Excerpted records below:
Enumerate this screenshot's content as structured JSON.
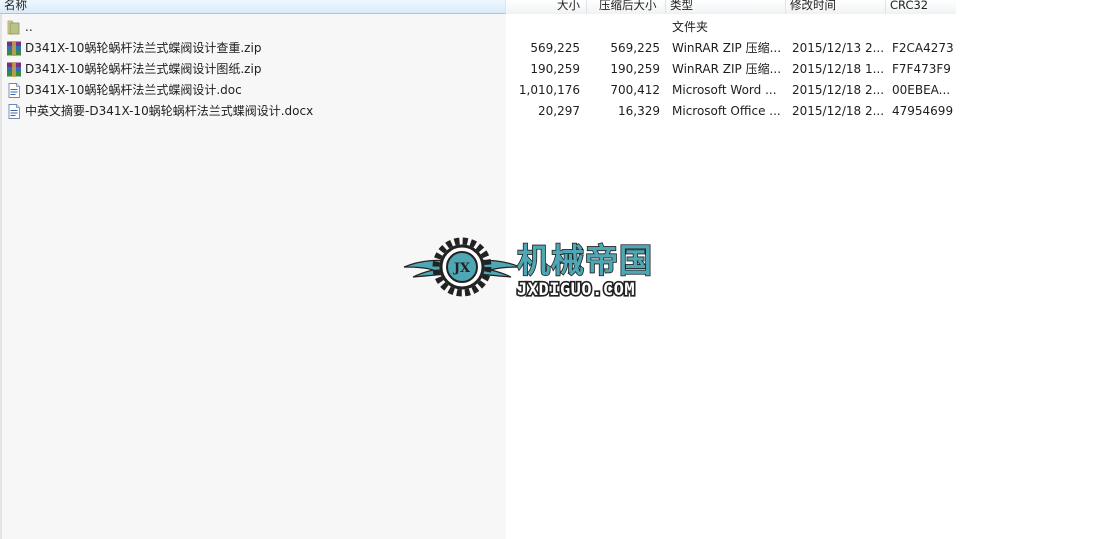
{
  "columns": {
    "name": "名称",
    "size": "大小",
    "packed": "压缩后大小",
    "type": "类型",
    "modified": "修改时间",
    "crc": "CRC32"
  },
  "rows": [
    {
      "icon": "folder-up-icon",
      "name": "..",
      "size": "",
      "packed": "",
      "type": "文件夹",
      "modified": "",
      "crc": ""
    },
    {
      "icon": "winrar-archive-icon",
      "name": "D341X-10蜗轮蜗杆法兰式蝶阀设计查重.zip",
      "size": "569,225",
      "packed": "569,225",
      "type": "WinRAR ZIP 压缩...",
      "modified": "2015/12/13 2...",
      "crc": "F2CA4273"
    },
    {
      "icon": "winrar-archive-icon",
      "name": "D341X-10蜗轮蜗杆法兰式蝶阀设计图纸.zip",
      "size": "190,259",
      "packed": "190,259",
      "type": "WinRAR ZIP 压缩...",
      "modified": "2015/12/18 1...",
      "crc": "F7F473F9"
    },
    {
      "icon": "word-document-icon",
      "name": "D341X-10蜗轮蜗杆法兰式蝶阀设计.doc",
      "size": "1,010,176",
      "packed": "700,412",
      "type": "Microsoft Word ...",
      "modified": "2015/12/18 2...",
      "crc": "00EBEA..."
    },
    {
      "icon": "word-document-icon",
      "name": "中英文摘要-D341X-10蜗轮蜗杆法兰式蝶阀设计.docx",
      "size": "20,297",
      "packed": "16,329",
      "type": "Microsoft Office ...",
      "modified": "2015/12/18 2...",
      "crc": "47954699"
    }
  ],
  "watermark": {
    "title": "机械帝国",
    "url": "JXDIGUO.COM",
    "badge": "JX"
  },
  "colors": {
    "watermark_teal": "#4fa7b5",
    "watermark_dark": "#222222",
    "header_selected": "#d9ecf9"
  }
}
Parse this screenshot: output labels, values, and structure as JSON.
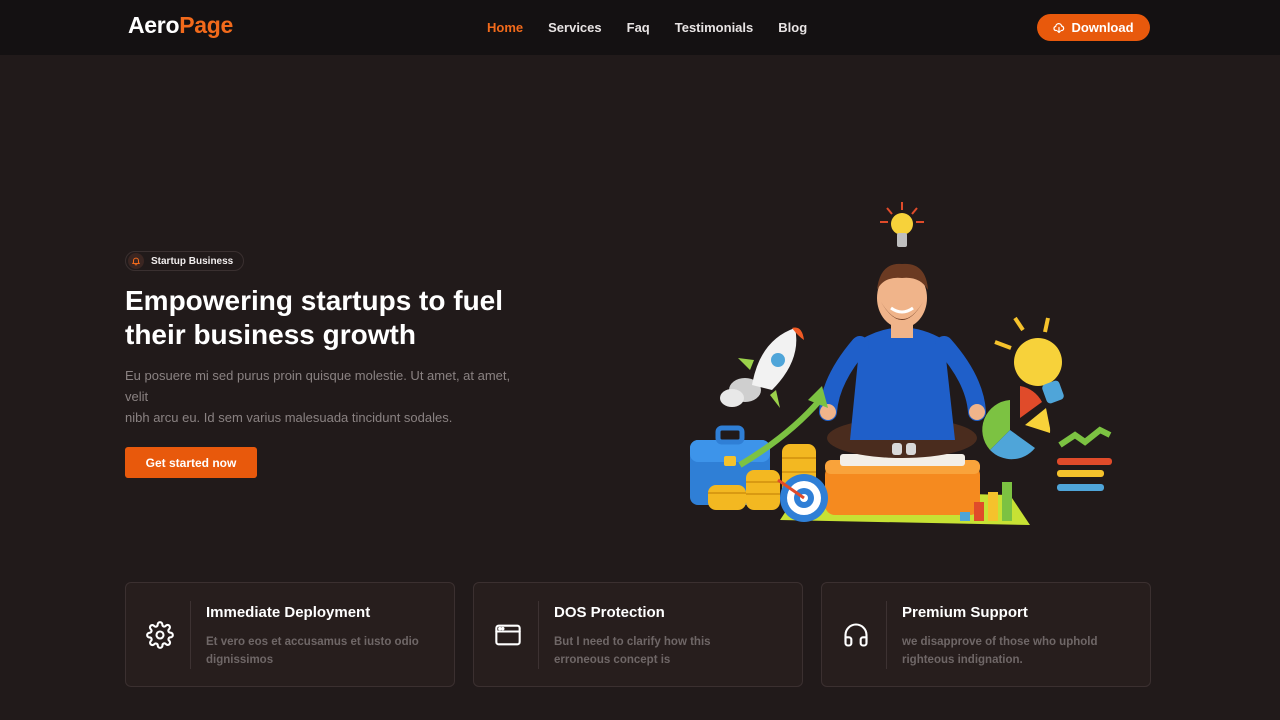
{
  "brand": {
    "part1": "Aero",
    "part2": "Page"
  },
  "nav": {
    "items": [
      {
        "label": "Home",
        "active": true
      },
      {
        "label": "Services"
      },
      {
        "label": "Faq"
      },
      {
        "label": "Testimonials"
      },
      {
        "label": "Blog"
      }
    ],
    "download_label": "Download",
    "download_icon": "cloud-download-icon"
  },
  "hero": {
    "badge": "Startup Business",
    "badge_icon": "bell-icon",
    "title_line1": "Empowering startups to fuel",
    "title_line2": "their business growth",
    "desc_line1": "Eu posuere mi sed purus proin quisque molestie. Ut amet, at amet,",
    "desc_line2": "velit",
    "desc_line3": "nibh arcu eu. Id sem varius malesuada tincidunt sodales.",
    "cta": "Get started now"
  },
  "features": [
    {
      "title": "Immediate Deployment",
      "line1": "Et vero eos et accusamus et iusto odio",
      "line2": "dignissimos",
      "icon": "gear-icon"
    },
    {
      "title": "DOS Protection",
      "line1": "But I need to clarify how this",
      "line2": "erroneous concept is",
      "icon": "browser-window-icon"
    },
    {
      "title": "Premium Support",
      "line1": "we disapprove of those who uphold",
      "line2": "righteous indignation.",
      "icon": "headphones-icon"
    }
  ],
  "colors": {
    "accent": "#e8590c",
    "background": "#211a1a",
    "navbar": "#141112",
    "card": "#271e1d"
  }
}
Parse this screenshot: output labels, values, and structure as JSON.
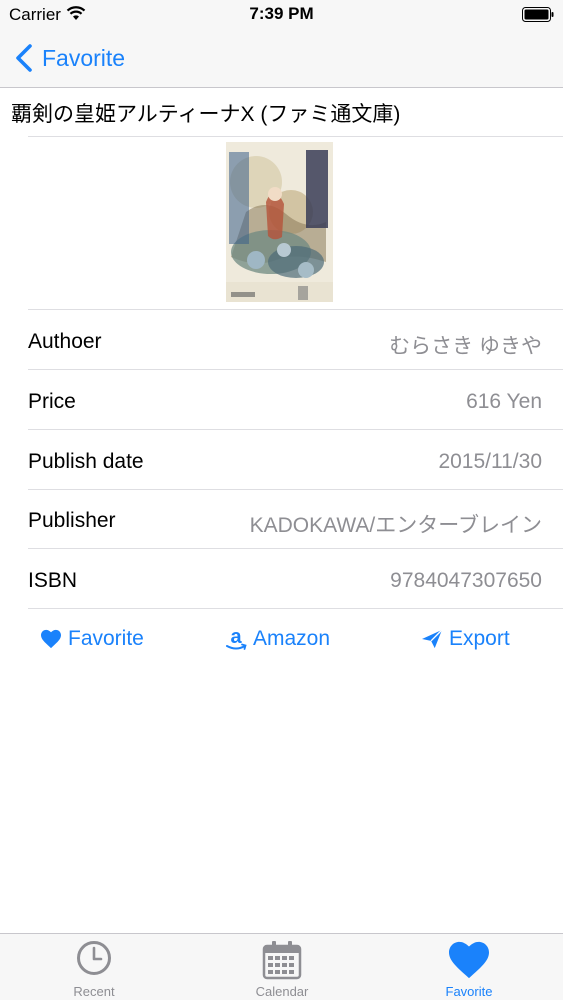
{
  "status_bar": {
    "carrier": "Carrier",
    "time": "7:39 PM"
  },
  "nav": {
    "back_label": "Favorite"
  },
  "book": {
    "title": "覇剣の皇姫アルティーナX (ファミ通文庫)",
    "details": [
      {
        "label": "Authoer",
        "value": "むらさき ゆきや"
      },
      {
        "label": "Price",
        "value": "616 Yen"
      },
      {
        "label": "Publish date",
        "value": "2015/11/30"
      },
      {
        "label": "Publisher",
        "value": "KADOKAWA/エンターブレイン"
      },
      {
        "label": "ISBN",
        "value": "9784047307650"
      }
    ]
  },
  "actions": {
    "favorite": "Favorite",
    "amazon": "Amazon",
    "export": "Export"
  },
  "tabs": [
    {
      "label": "Recent",
      "icon": "clock-icon"
    },
    {
      "label": "Calendar",
      "icon": "calendar-icon"
    },
    {
      "label": "Favorite",
      "icon": "heart-icon",
      "active": true
    }
  ],
  "colors": {
    "accent": "#1a82fb",
    "secondary_text": "#8e8e93",
    "bar_background": "#f7f7f7"
  }
}
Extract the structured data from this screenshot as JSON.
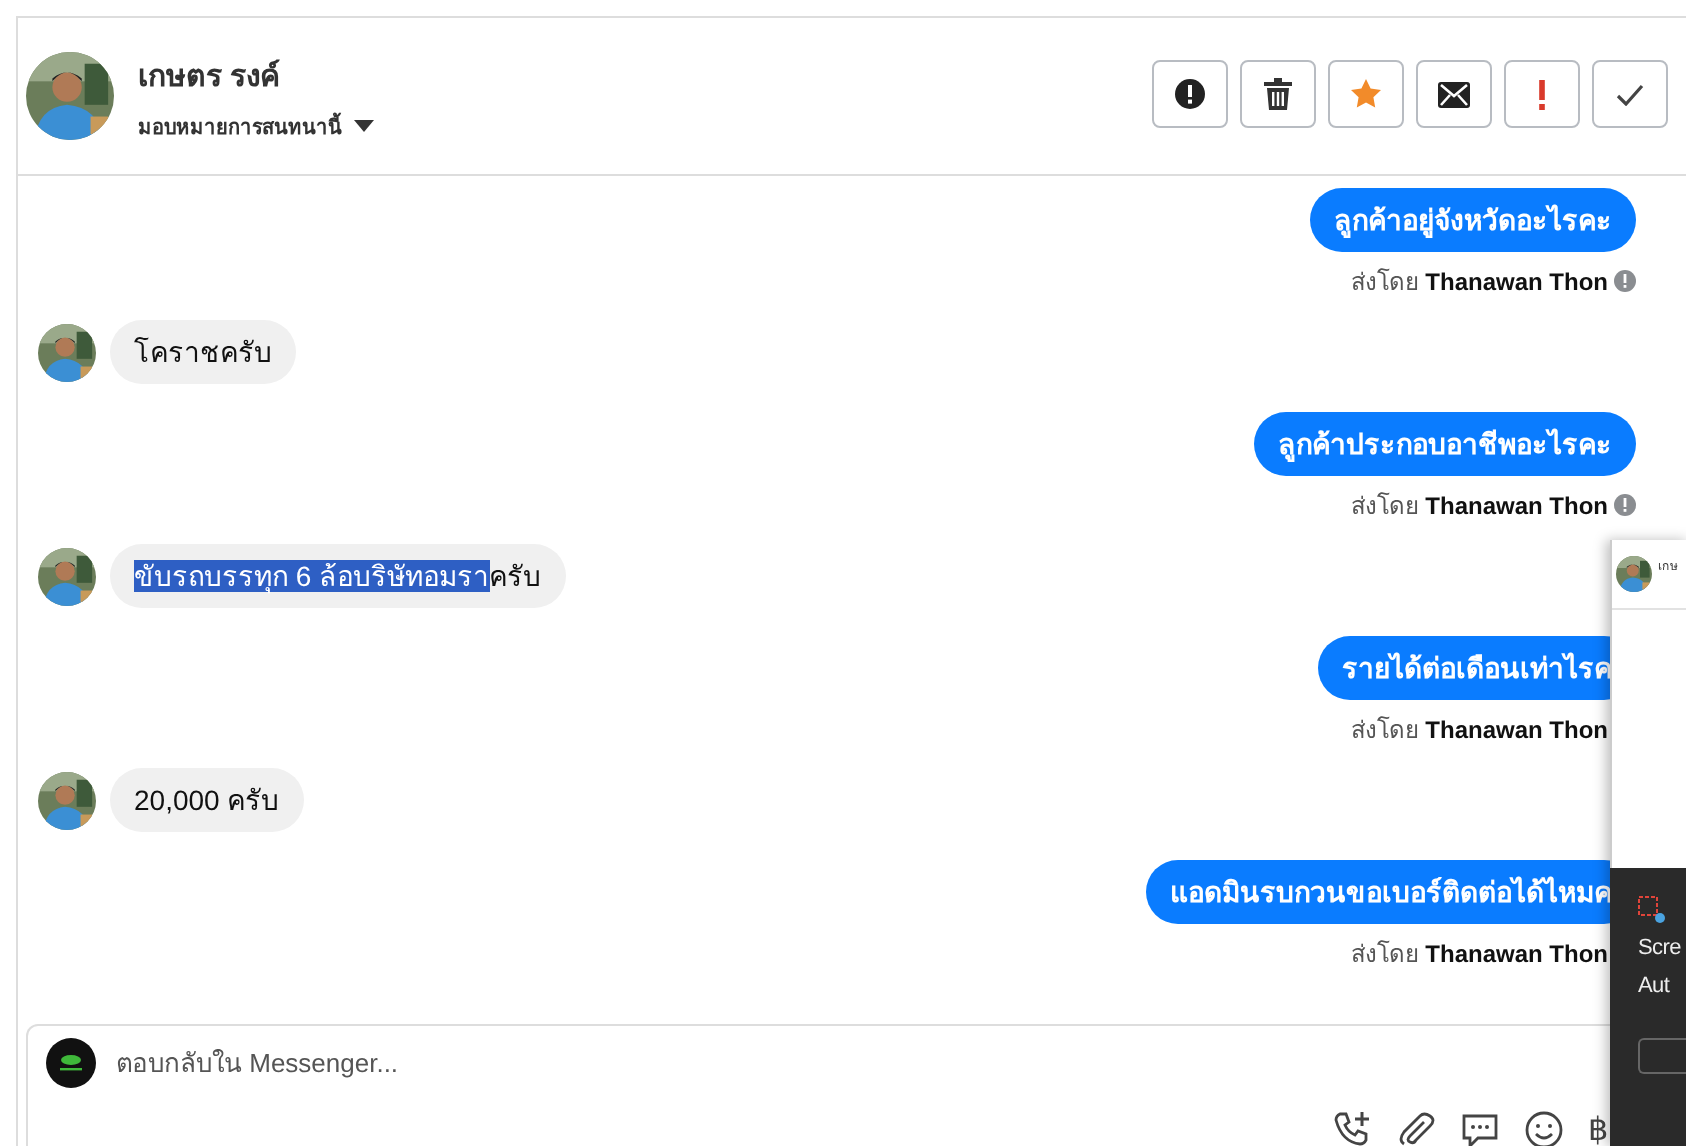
{
  "contact": {
    "name": "เกษตร รงค์",
    "assign_label": "มอบหมายการสนทนานี้"
  },
  "toolbar": [
    {
      "kind": "alert"
    },
    {
      "kind": "trash"
    },
    {
      "kind": "star"
    },
    {
      "kind": "mail"
    },
    {
      "kind": "important"
    },
    {
      "kind": "done"
    }
  ],
  "messages": [
    {
      "kind": "outgoing",
      "parts": [
        {
          "text": "ลูกค้าอยู่จังหวัดอะไรคะ",
          "selected": false
        }
      ],
      "sender_label": "ส่งโดย",
      "sender": "Thanawan Thon",
      "info_icon": true
    },
    {
      "kind": "incoming",
      "parts": [
        {
          "text": "โคราชครับ",
          "selected": false
        }
      ]
    },
    {
      "kind": "outgoing",
      "parts": [
        {
          "text": "ลูกค้าประกอบอาชีพอะไรคะ",
          "selected": false
        }
      ],
      "sender_label": "ส่งโดย",
      "sender": "Thanawan Thon",
      "info_icon": true
    },
    {
      "kind": "incoming",
      "parts": [
        {
          "text": "ขับรถบรรทุก 6 ล้อบริษัทอมรา",
          "selected": true
        },
        {
          "text": "ครับ",
          "selected": false
        }
      ]
    },
    {
      "kind": "outgoing",
      "parts": [
        {
          "text": "รายได้ต่อเดือนเท่าไรค",
          "selected": false
        }
      ],
      "sender_label": "ส่งโดย",
      "sender": "Thanawan Thon",
      "info_icon": false
    },
    {
      "kind": "incoming",
      "parts": [
        {
          "text": "20,000 ครับ",
          "selected": false
        }
      ]
    },
    {
      "kind": "outgoing",
      "parts": [
        {
          "text": "แอดมินรบกวนขอเบอร์ติดต่อได้ไหมค",
          "selected": false
        }
      ],
      "sender_label": "ส่งโดย",
      "sender": "Thanawan Thon",
      "info_icon": false
    }
  ],
  "composer": {
    "placeholder": "ตอบกลับใน Messenger...",
    "tools": [
      {
        "kind": "call"
      },
      {
        "kind": "attach"
      },
      {
        "kind": "chat"
      },
      {
        "kind": "emoji"
      },
      {
        "kind": "text",
        "label": "฿"
      }
    ]
  },
  "overlay": {
    "chat_title": "เกษ",
    "toast_lines": [
      "Scre",
      "Aut"
    ]
  }
}
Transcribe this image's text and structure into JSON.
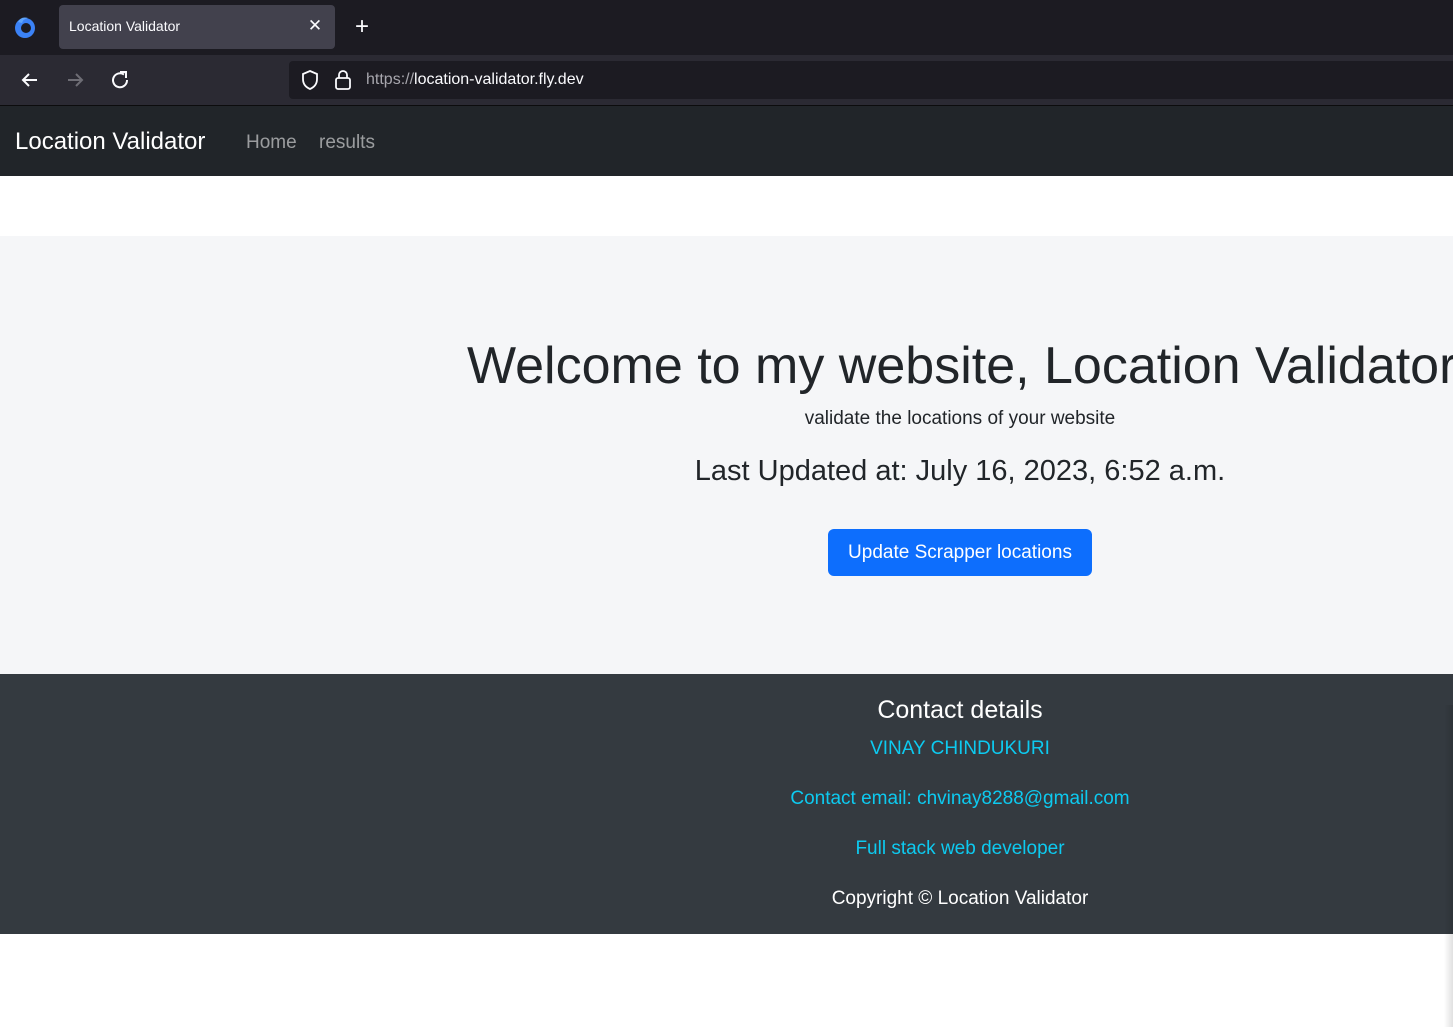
{
  "browser": {
    "tab_title": "Location Validator",
    "url_scheme": "https://",
    "url_host": "location-validator.fly.dev"
  },
  "site": {
    "brand": "Location Validator",
    "nav_links": [
      "Home",
      "results"
    ]
  },
  "hero": {
    "title": "Welcome to my website, Location Validator",
    "subtitle": "validate the locations of your website",
    "last_updated": "Last Updated at: July 16, 2023, 6:52 a.m.",
    "button_label": "Update Scrapper locations"
  },
  "footer": {
    "heading": "Contact details",
    "name": "VINAY CHINDUKURI",
    "email": "Contact email: chvinay8288@gmail.com",
    "role": "Full stack web developer",
    "copyright": "Copyright © Location Validator"
  },
  "colors": {
    "primary": "#0d6efd",
    "link": "#0dcaf0",
    "navbar": "#212529",
    "footer": "#343a40",
    "hero_bg": "#f5f6f8"
  }
}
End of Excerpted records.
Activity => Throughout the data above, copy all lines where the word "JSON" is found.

Exercise solution =>
Enumerate this screenshot's content as structured JSON.
Parse this screenshot: output labels, values, and structure as JSON.
Parse this screenshot: output labels, values, and structure as JSON.
Extract the structured data from this screenshot as JSON.
Transcribe this image's text and structure into JSON.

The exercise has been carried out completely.